- App and web page records
==================================================

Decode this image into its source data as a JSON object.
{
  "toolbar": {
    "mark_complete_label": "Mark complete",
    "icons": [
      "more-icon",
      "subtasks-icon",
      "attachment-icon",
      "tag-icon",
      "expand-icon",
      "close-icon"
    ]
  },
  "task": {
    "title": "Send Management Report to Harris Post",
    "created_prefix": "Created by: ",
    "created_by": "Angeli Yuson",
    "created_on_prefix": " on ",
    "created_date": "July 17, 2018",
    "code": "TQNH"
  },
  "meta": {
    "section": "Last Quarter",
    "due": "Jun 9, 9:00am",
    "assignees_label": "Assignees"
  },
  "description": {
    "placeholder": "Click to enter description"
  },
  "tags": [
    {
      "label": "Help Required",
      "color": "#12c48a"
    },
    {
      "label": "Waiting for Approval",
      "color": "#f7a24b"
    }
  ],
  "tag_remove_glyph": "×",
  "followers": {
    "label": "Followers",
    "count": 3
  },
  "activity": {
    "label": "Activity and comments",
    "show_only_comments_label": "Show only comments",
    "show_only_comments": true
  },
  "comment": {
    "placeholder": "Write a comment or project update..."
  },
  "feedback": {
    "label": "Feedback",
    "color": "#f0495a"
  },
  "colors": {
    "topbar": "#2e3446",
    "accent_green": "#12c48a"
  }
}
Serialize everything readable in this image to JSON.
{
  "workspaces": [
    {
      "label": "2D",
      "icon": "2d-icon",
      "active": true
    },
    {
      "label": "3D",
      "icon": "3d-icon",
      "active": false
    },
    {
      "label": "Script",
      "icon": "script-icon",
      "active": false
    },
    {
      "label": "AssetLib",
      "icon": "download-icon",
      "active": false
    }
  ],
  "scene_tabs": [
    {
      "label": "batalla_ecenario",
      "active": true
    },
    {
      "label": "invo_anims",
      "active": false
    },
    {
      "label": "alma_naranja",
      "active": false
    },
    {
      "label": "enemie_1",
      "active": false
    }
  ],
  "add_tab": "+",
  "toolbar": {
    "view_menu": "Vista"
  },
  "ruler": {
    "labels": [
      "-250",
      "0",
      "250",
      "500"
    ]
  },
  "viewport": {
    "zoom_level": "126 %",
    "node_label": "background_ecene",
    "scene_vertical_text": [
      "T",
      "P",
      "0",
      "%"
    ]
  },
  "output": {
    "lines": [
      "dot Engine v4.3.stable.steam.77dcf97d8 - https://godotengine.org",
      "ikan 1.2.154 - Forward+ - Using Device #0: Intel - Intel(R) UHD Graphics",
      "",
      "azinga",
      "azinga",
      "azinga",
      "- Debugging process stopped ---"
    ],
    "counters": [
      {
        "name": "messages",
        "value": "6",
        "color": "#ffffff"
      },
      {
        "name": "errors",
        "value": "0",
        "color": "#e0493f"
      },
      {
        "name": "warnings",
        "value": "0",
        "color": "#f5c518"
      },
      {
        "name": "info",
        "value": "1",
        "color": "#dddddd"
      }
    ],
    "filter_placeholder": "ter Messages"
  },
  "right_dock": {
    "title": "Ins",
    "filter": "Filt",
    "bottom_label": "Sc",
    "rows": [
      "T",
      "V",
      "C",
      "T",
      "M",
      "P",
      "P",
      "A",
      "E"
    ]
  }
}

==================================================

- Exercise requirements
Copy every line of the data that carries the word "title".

- Written solution
    "title": "Send Management Report to Harris Post",
    "title": "Ins",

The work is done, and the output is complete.